Landscape design also may be considered to limit any potential impacts of releases of algae from pond systems. Placing systems well away from waterways and wetlands where pond algae may thrive could reduce or minimize the likelihood of blooms of released species. When considering the factors that affect the probability of release and the abundance of released organisms above, then mitigation measures might include shields from wind and mechanisms to discourage vectors.

5.6.6 Sustainability Indicators

Indicators of sustainable ecological communities include metrics of aquatic diversity and invasiveness of algae. One category of such metrics would be diagnostic traits for invasiveness. Qualitative metrics that are related to invasiveness, but not necessarily diagnostic, include:

•  Fast growth in natural environments.

•  Wide habitat tolerances, for example, tolerances for temperature, light, and nutrients.

•  Pest and herbivore resistance.

•  Aggressive competition for resources, for example, light, nutrients, or space.

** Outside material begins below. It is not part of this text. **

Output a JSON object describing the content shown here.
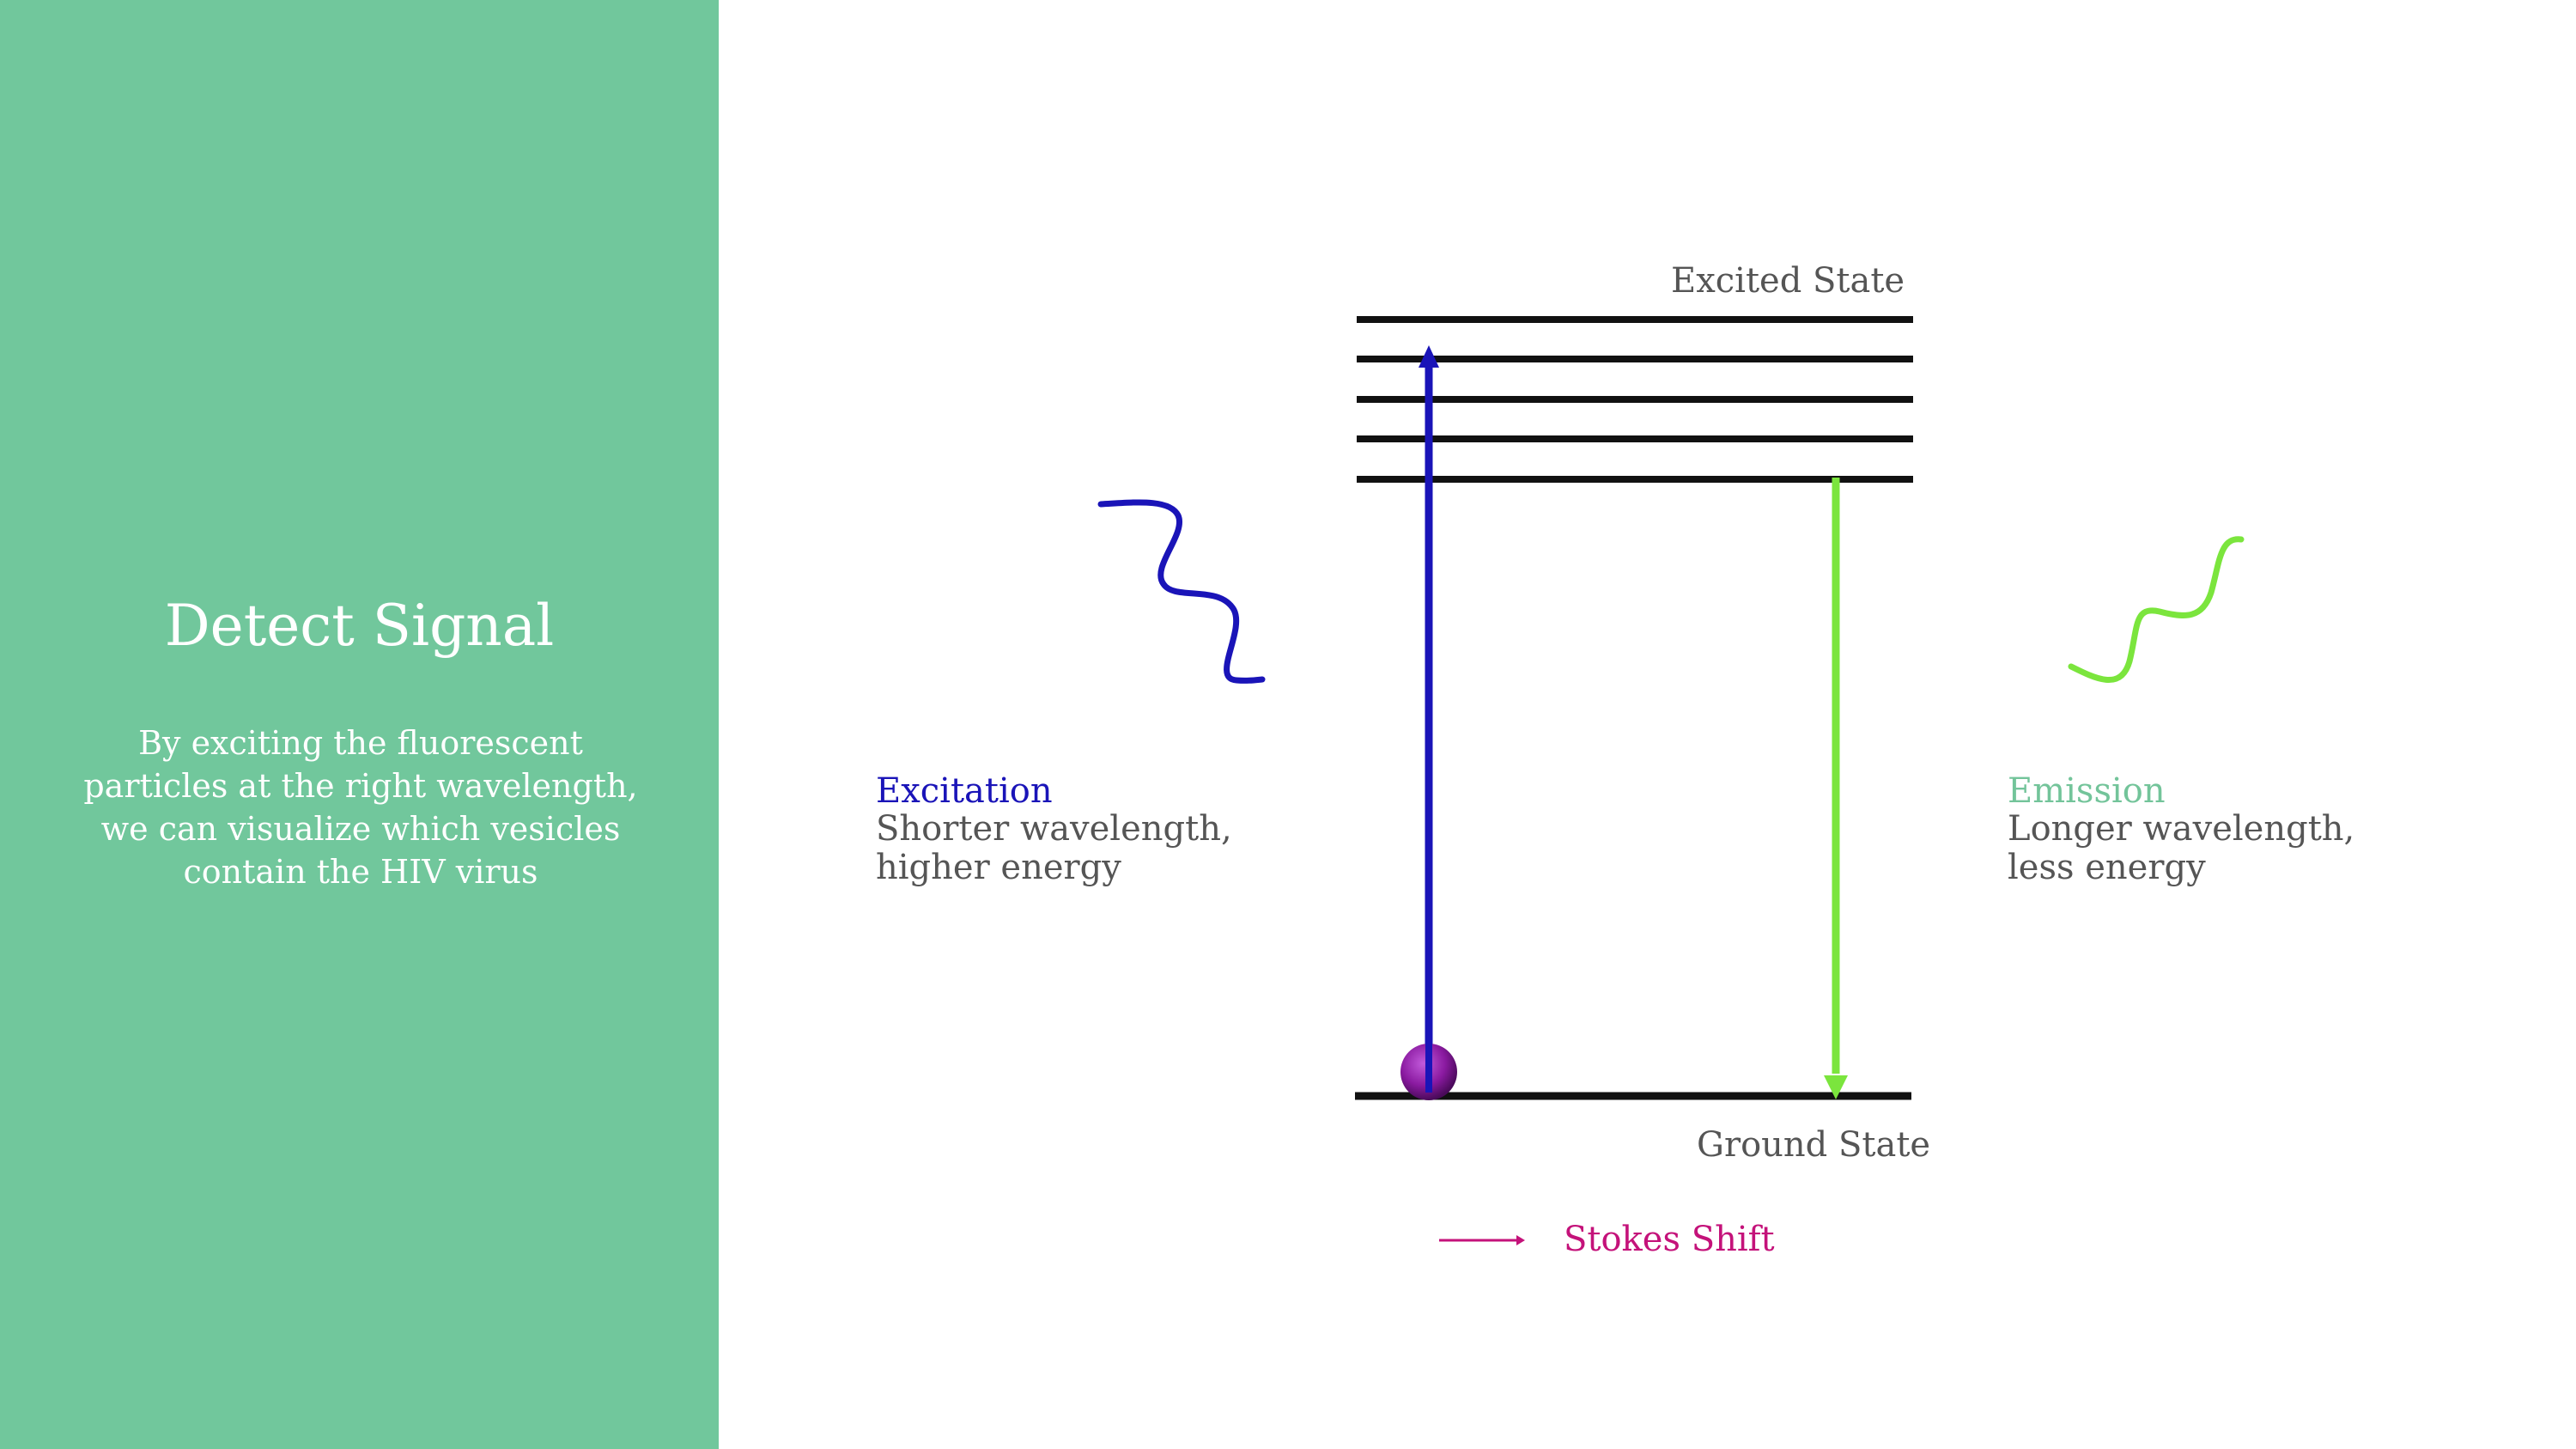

More direct metrics of aquatic biodiversity that relate to the sustainability of biofuels are recommended by McBride et al. (2011) and are pertinent here:

•  Presence of taxa of special concern. These may include rare fish, aquatic invertebrates, or macrophytes.

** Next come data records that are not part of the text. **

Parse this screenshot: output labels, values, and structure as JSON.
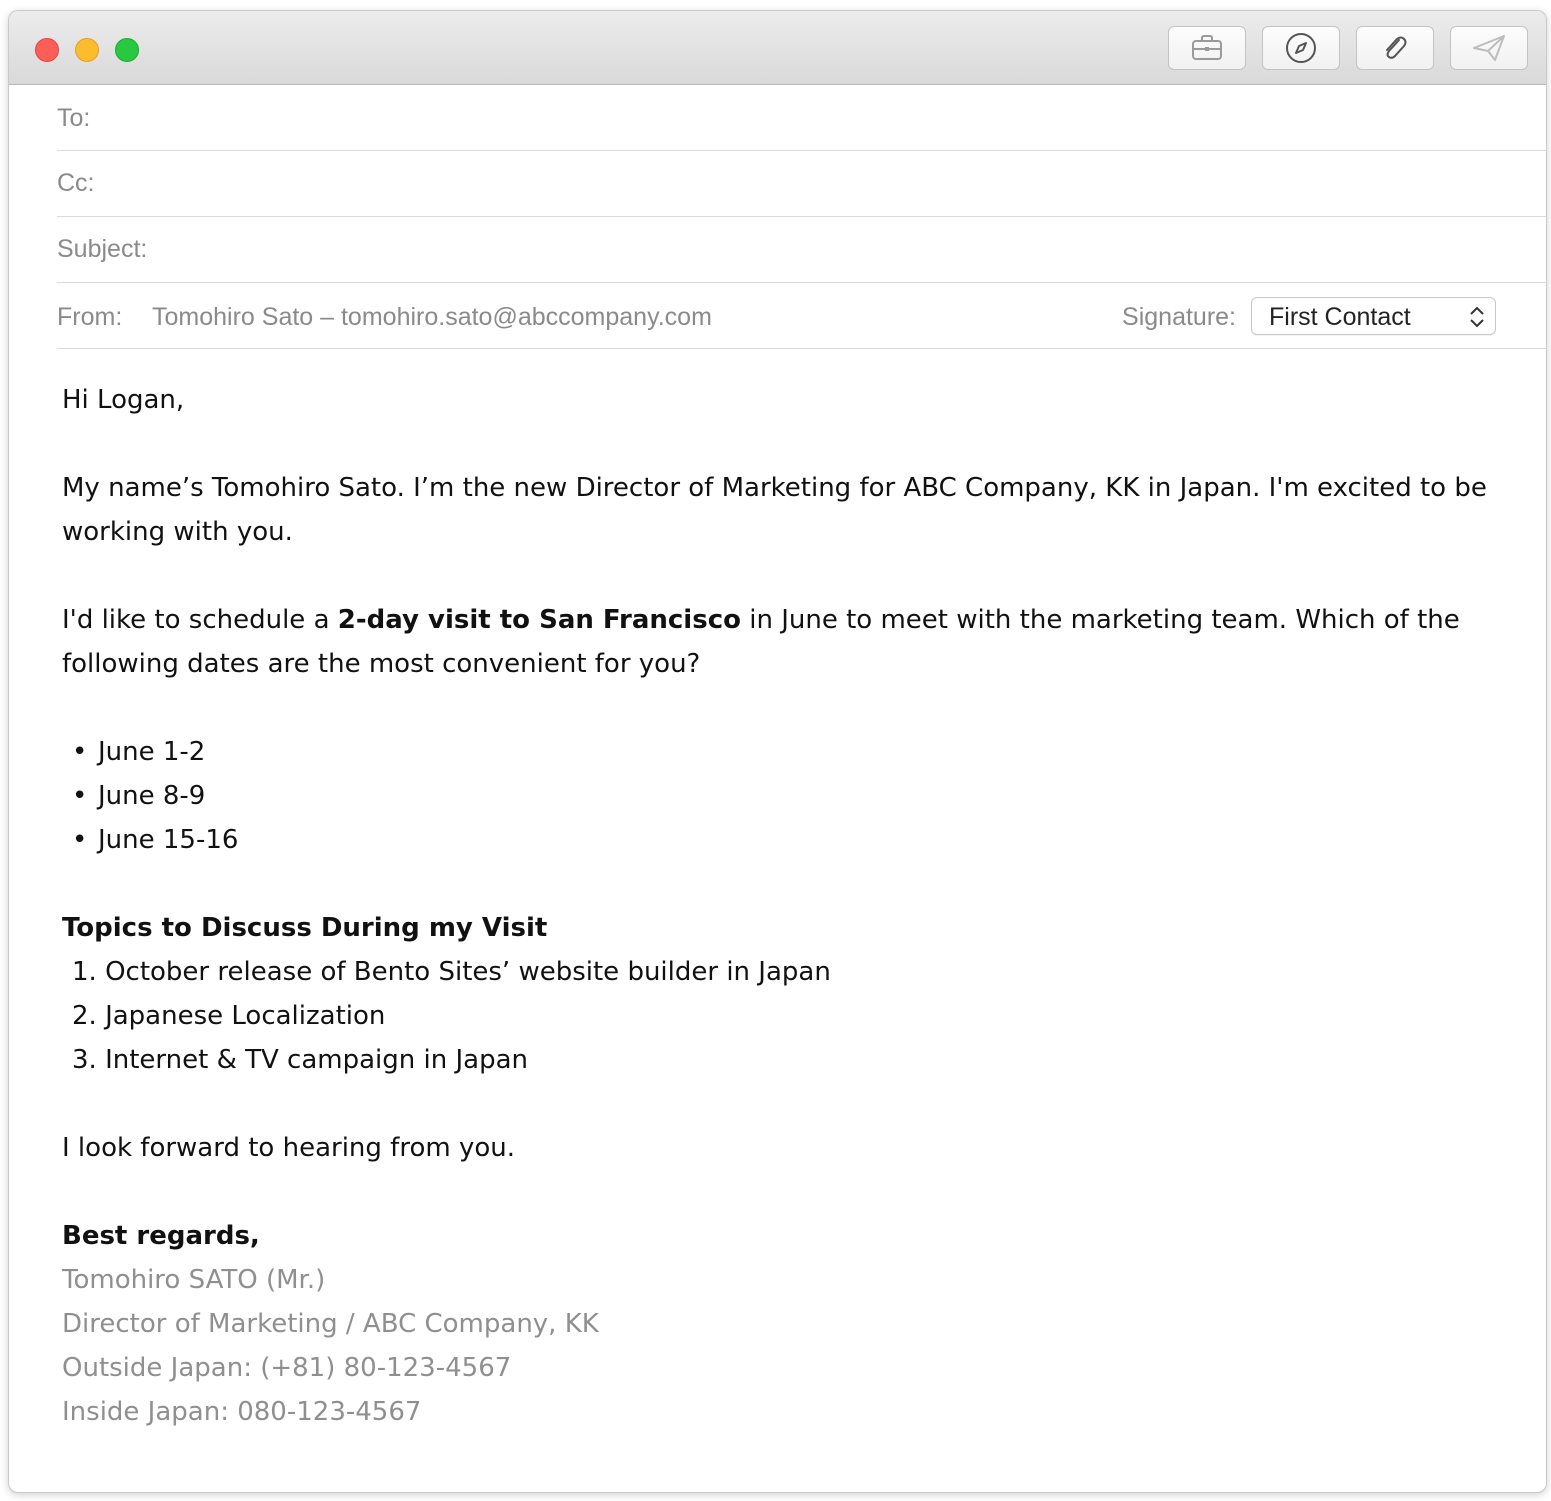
{
  "window": {
    "controls": [
      "close",
      "minimize",
      "maximize"
    ]
  },
  "toolbar": {
    "buttons": [
      {
        "icon": "briefcase-icon"
      },
      {
        "icon": "compass-icon"
      },
      {
        "icon": "paperclip-icon"
      },
      {
        "icon": "send-icon"
      }
    ]
  },
  "header": {
    "to_label": "To:",
    "to_value": "",
    "cc_label": "Cc:",
    "cc_value": "",
    "subject_label": "Subject:",
    "subject_value": "",
    "from_label": "From:",
    "from_value": "Tomohiro Sato – tomohiro.sato@abccompany.com",
    "signature_label": "Signature:",
    "signature_value": "First Contact"
  },
  "message": {
    "greeting": "Hi Logan,",
    "intro": "My name’s Tomohiro Sato. I’m the new Director of Marketing for ABC Company, KK in Japan. I'm excited to be working with you.",
    "schedule_before": "I'd like to schedule a ",
    "schedule_bold": "2-day visit to San Francisco",
    "schedule_after": " in June to meet with the marketing team. Which of the following dates are the most convenient for you?",
    "dates": [
      "June 1-2",
      "June 8-9",
      "June 15-16"
    ],
    "topics_heading": "Topics to Discuss During my Visit",
    "topics": [
      "1. October release of Bento Sites’ website builder in Japan",
      "2. Japanese Localization",
      "3. Internet & TV campaign in Japan"
    ],
    "closing": "I look forward to hearing from you.",
    "signoff": "Best regards,",
    "signature_lines": [
      "Tomohiro SATO (Mr.)",
      "Director of Marketing / ABC Company, KK",
      "Outside Japan: (+81) 80-123-4567",
      "Inside Japan: 080-123-4567"
    ]
  }
}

•  Habitat area of taxa of special concern, which for aquatic organisms might translate to stream reach length for taxa of concern.

Additional sustainability indicators for aquatic biodiversity might include the types of metrics found in recovery plans for species protected under the Endangered Species Act (Table 5-9).

TABLE 5-9 Recovery Goals for Endangered and Threatened Species in U.S. Fish and Wildlife Service Recovery Plans


Type of Recovery Goal

Metric for Recovery


Population

Total population size
Number of subpopulations
Number of individuals in each subpopulation
Trends in total population size
Trends in number of subpopulations
Trends in number of individuals in each subpopulation

Demography

Age structure of population
Productivity and net recruitment

Habitat

Total range (presence/absence)
Quality of habitat
Quantity of habitat


SOURCE: Adapted from Efroymson et al. (2009), whose sources were Campbell et al. (2002) and Gerber and Hatch (2002). Reprinted with permission from Elsevier.



The National Academies | 500 Fifth St. N.W. | Washington, D.C. 20001
Copyright © National Academy of Sciences. All rights reserved.
Terms of Use and Privacy Statement